Required action: The string "container" appears in some lines of the entries that follow; copy each such line.

Interface dataset entries
========
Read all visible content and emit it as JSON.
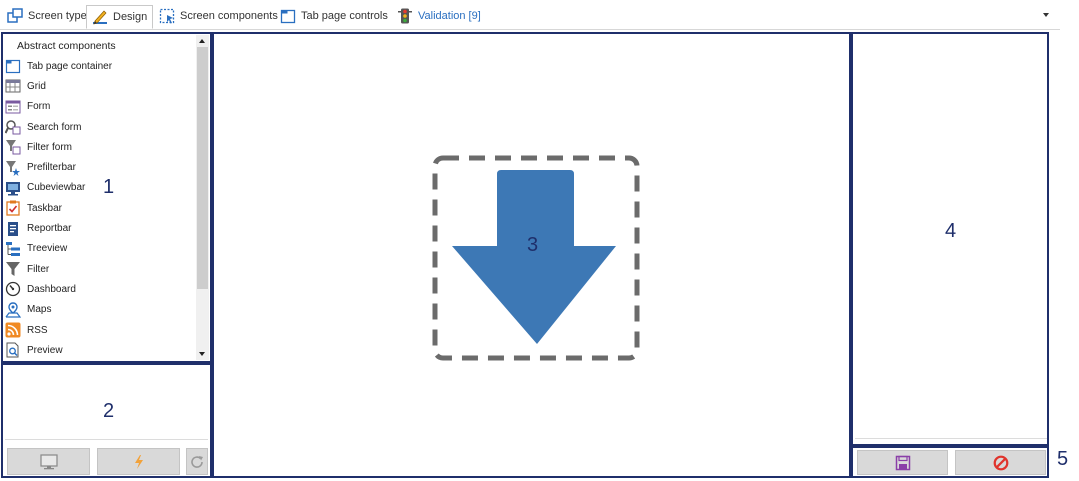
{
  "tabs": [
    {
      "label": "Screen type",
      "icon": "screen-type-icon"
    },
    {
      "label": "Design",
      "icon": "design-pencil-icon"
    },
    {
      "label": "Screen components",
      "icon": "screen-components-icon"
    },
    {
      "label": "Tab page controls",
      "icon": "tab-page-controls-icon"
    },
    {
      "label": "Validation [9]",
      "icon": "traffic-light-icon"
    }
  ],
  "active_tab": "Design",
  "colors": {
    "panel_border": "#1f2f6b",
    "arrow": "#3d78b5",
    "validation_link": "#2a6fc0",
    "dashed": "#6b6b6b"
  },
  "components": {
    "header": "Abstract components",
    "items": [
      {
        "label": "Tab page container",
        "icon": "tab-page-container-icon"
      },
      {
        "label": "Grid",
        "icon": "grid-icon"
      },
      {
        "label": "Form",
        "icon": "form-icon"
      },
      {
        "label": "Search form",
        "icon": "search-form-icon"
      },
      {
        "label": "Filter form",
        "icon": "filter-form-icon"
      },
      {
        "label": "Prefilterbar",
        "icon": "prefilterbar-icon"
      },
      {
        "label": "Cubeviewbar",
        "icon": "cubeviewbar-icon"
      },
      {
        "label": "Taskbar",
        "icon": "taskbar-icon"
      },
      {
        "label": "Reportbar",
        "icon": "reportbar-icon"
      },
      {
        "label": "Treeview",
        "icon": "treeview-icon"
      },
      {
        "label": "Filter",
        "icon": "filter-icon"
      },
      {
        "label": "Dashboard",
        "icon": "dashboard-icon"
      },
      {
        "label": "Maps",
        "icon": "maps-icon"
      },
      {
        "label": "RSS",
        "icon": "rss-icon"
      },
      {
        "label": "Preview",
        "icon": "preview-icon"
      }
    ]
  },
  "callouts": {
    "one": "1",
    "two": "2",
    "three": "3",
    "four": "4",
    "five": "5"
  },
  "panel2_buttons": [
    "monitor-icon",
    "lightning-icon",
    "refresh-icon"
  ],
  "panel5_buttons": [
    "save-icon",
    "cancel-icon"
  ]
}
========
Response to this exercise:
        "label": "Tab page container",
        "icon": "tab-page-container-icon"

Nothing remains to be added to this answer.